Avoiding Used Car Scammersby Steve Cypher on Saturday, September 22nd, 2012
Although credit-challenged car shoppers usually won’t come across many of the issues we’ll touch on today, it’s another reason why we recommend buying a vehicle through a licensed new car dealer.
With that in mind, we still want consumers out there with bad credit to be aware of what can happen, once their car credit is reestablished, if they decide to go the private seller route. Here at Auto Credit Express we feel this information is important because we’ve spent the last two decade helping car loan applicants with credit issues find dealers that can arrange for car loan approvals.
Internet car shopping
The internet has changed the way most consumers approach the car buying process. In particular, a belief among many consumers is that that purchasing a vehicle over the internet results in a “better deal” than buying from a car dealer.
In fact, the internet has been a boon for private sellers – individuals that can now market their vehicles to thousands of more customers than in the past.
But online selling has been an advantage to unscrupulous sellers who can now more easily sell wrecked, damaged and even stolen vehicles.
New car dealers
Licensed used car dealers and franchised new car dealers are subject to both state and federal regulations. These dealers must maintain a physical place of business and sell only from that location. Most new car dealers have been in business and supporting their communities for years – this means not only are they here now, they’ll also be there tomorrow.
That is not always true of private party internet sellers as the story behind a press release from the National Insurance Crime Bureau (NICB) points out.
A real story
According to the NICB, one story of seller fraud had its beginnings on February 1st, 2008 when a 2007 Cadillac Escalade was stolen from its owner in Coral Gables, Florida. The vehicle’s VIN plate was then removed and substituted with a counterfeit plate with the thieves subsequently obtaining a clean New York title.
Using this title, the vehicle was sold through a major online auction site to a limousine company located in Orange, California. The company performed a conversion and sold what was now an Escalade limousine to a Texas businessman for $125,000.
When the new owner attempted to re-title it in Texas that state’s DMV ran the VIN through the NCIB which uses a database supplied by Experian Automotive. This check established the Escalade’s VIN as being counterfeit.
On July 10th, 2008, an agent from the NICB, accompanied by a Texas Department of Public Safety auto theft investigator, located the Escalade in Corpus Christi and seized it from the limousine buyer.
“Consumers need to exercise sound judgment when buying used vehicles from private parties or online services,” said Joe Wehrle, NICB president and chief executive officer. “In this case an innocent purchaser may be out thousands of dollars as a result of this transaction. So, if in doubt, check it out carefully before you hand over the cash.”
According to the NICB, anyone can use its free VINCheck® system to verify a legitimate VIN number simply by visiting the organization’s web site at www.nicb.org.
The Bottom Line
If we were given a choice of buying a vehicle from a private seller we might never see again or from a licensed and franchised new car dealer, we’d choose the dealer every time.
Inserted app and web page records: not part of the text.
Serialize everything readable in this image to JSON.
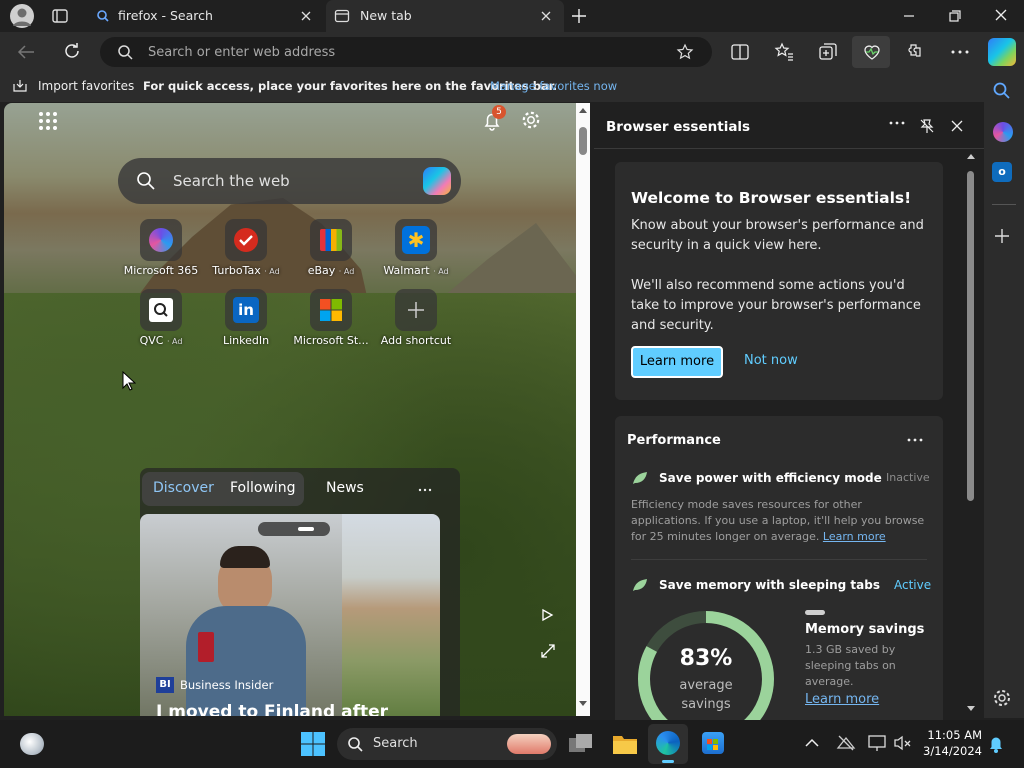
{
  "tabs": [
    {
      "label": "firefox - Search"
    },
    {
      "label": "New tab"
    }
  ],
  "toolbar": {
    "address_placeholder": "Search or enter web address"
  },
  "favbar": {
    "import_label": "Import favorites",
    "hint": "For quick access, place your favorites here on the favorites bar.",
    "manage_link": "Manage favorites now"
  },
  "newtab": {
    "notification_count": "5",
    "search_placeholder": "Search the web",
    "shortcuts": [
      {
        "name": "Microsoft 365",
        "ad": ""
      },
      {
        "name": "TurboTax",
        "ad": "· Ad"
      },
      {
        "name": "eBay",
        "ad": "· Ad"
      },
      {
        "name": "Walmart",
        "ad": "· Ad"
      },
      {
        "name": "QVC",
        "ad": "· Ad"
      },
      {
        "name": "LinkedIn",
        "ad": ""
      },
      {
        "name": "Microsoft St...",
        "ad": ""
      },
      {
        "name": "Add shortcut",
        "ad": ""
      }
    ],
    "feed": {
      "tabs": [
        "Discover",
        "Following",
        "News"
      ],
      "card_source": "Business Insider",
      "card_badge": "BI",
      "card_headline": "I moved to Finland after"
    }
  },
  "essentials": {
    "title": "Browser essentials",
    "welcome": {
      "title": "Welcome to Browser essentials!",
      "p1": "Know about your browser's performance and security in a quick view here.",
      "p2": "We'll also recommend some actions you'd take to improve your browser's performance and security.",
      "learn_more": "Learn more",
      "not_now": "Not now"
    },
    "performance": {
      "title": "Performance",
      "efficiency_title": "Save power with efficiency mode",
      "efficiency_status": "Inactive",
      "efficiency_desc": "Efficiency mode saves resources for other applications. If you use a laptop, it'll help you browse for 25 minutes longer on average.",
      "efficiency_link": "Learn more",
      "sleeping_title": "Save memory with sleeping tabs",
      "sleeping_status": "Active",
      "percent": "83%",
      "percent_value": 0.83,
      "avg_label": "average savings",
      "mem_title": "Memory savings",
      "mem_desc": "1.3 GB saved by sleeping tabs on average.",
      "mem_link": "Learn more"
    }
  },
  "taskbar": {
    "search_label": "Search",
    "time": "11:05 AM",
    "date": "3/14/2024"
  },
  "colors": {
    "accent": "#60cdff",
    "green": "#9bd39b",
    "link": "#75b6f0"
  }
}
One more thing: Auto Credit Express specializes in helping people with credit difficulties find dealers for their best chance at receiving auto loan approvals.
So if you’re serious about getting your auto credit back on track, you can begin now by filling out our online auto loans application.
Source: National Insurance Crime Bureau